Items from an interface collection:
··········
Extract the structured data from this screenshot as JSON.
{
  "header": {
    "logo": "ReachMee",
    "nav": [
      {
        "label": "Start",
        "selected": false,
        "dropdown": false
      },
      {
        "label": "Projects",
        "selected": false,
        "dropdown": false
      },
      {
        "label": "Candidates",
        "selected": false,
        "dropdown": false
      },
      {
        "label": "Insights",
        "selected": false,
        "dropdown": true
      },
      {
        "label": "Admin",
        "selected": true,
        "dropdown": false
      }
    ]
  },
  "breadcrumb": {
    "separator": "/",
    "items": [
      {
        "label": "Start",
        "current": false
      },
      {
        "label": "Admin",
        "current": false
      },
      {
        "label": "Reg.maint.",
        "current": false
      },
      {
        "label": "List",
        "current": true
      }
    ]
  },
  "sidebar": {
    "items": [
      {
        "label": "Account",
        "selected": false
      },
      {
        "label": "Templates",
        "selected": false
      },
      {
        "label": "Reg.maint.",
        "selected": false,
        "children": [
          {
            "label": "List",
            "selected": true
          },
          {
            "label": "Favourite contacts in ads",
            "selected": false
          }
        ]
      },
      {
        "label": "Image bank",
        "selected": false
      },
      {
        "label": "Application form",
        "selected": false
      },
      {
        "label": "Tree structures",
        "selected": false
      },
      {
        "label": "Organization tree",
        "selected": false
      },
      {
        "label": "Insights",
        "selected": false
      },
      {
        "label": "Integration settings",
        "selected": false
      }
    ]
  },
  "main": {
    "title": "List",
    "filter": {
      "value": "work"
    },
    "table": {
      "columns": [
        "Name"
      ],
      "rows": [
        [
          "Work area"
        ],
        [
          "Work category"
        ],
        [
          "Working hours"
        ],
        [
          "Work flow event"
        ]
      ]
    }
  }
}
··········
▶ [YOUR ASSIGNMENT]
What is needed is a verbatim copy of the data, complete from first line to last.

▶ [RESPONSE BELOW]
Extract the structured data from this screenshot as JSON.
{
  "header": {
    "logo": "ReachMee",
    "nav": [
      {
        "label": "Start",
        "selected": false,
        "dropdown": false
      },
      {
        "label": "Projects",
        "selected": false,
        "dropdown": false
      },
      {
        "label": "Candidates",
        "selected": false,
        "dropdown": false
      },
      {
        "label": "Insights",
        "selected": false,
        "dropdown": true
      },
      {
        "label": "Admin",
        "selected": true,
        "dropdown": false
      }
    ]
  },
  "breadcrumb": {
    "separator": "/",
    "items": [
      {
        "label": "Start",
        "current": false
      },
      {
        "label": "Admin",
        "current": false
      },
      {
        "label": "Reg.maint.",
        "current": false
      },
      {
        "label": "List",
        "current": true
      }
    ]
  },
  "sidebar": {
    "items": [
      {
        "label": "Account",
        "selected": false
      },
      {
        "label": "Templates",
        "selected": false
      },
      {
        "label": "Reg.maint.",
        "selected": false,
        "children": [
          {
            "label": "List",
            "selected": true
          },
          {
            "label": "Favourite contacts in ads",
            "selected": false
          }
        ]
      },
      {
        "label": "Image bank",
        "selected": false
      },
      {
        "label": "Application form",
        "selected": false
      },
      {
        "label": "Tree structures",
        "selected": false
      },
      {
        "label": "Organization tree",
        "selected": false
      },
      {
        "label": "Insights",
        "selected": false
      },
      {
        "label": "Integration settings",
        "selected": false
      }
    ]
  },
  "main": {
    "title": "List",
    "filter": {
      "value": "work"
    },
    "table": {
      "columns": [
        "Name"
      ],
      "rows": [
        [
          "Work area"
        ],
        [
          "Work category"
        ],
        [
          "Working hours"
        ],
        [
          "Work flow event"
        ]
      ]
    }
  }
}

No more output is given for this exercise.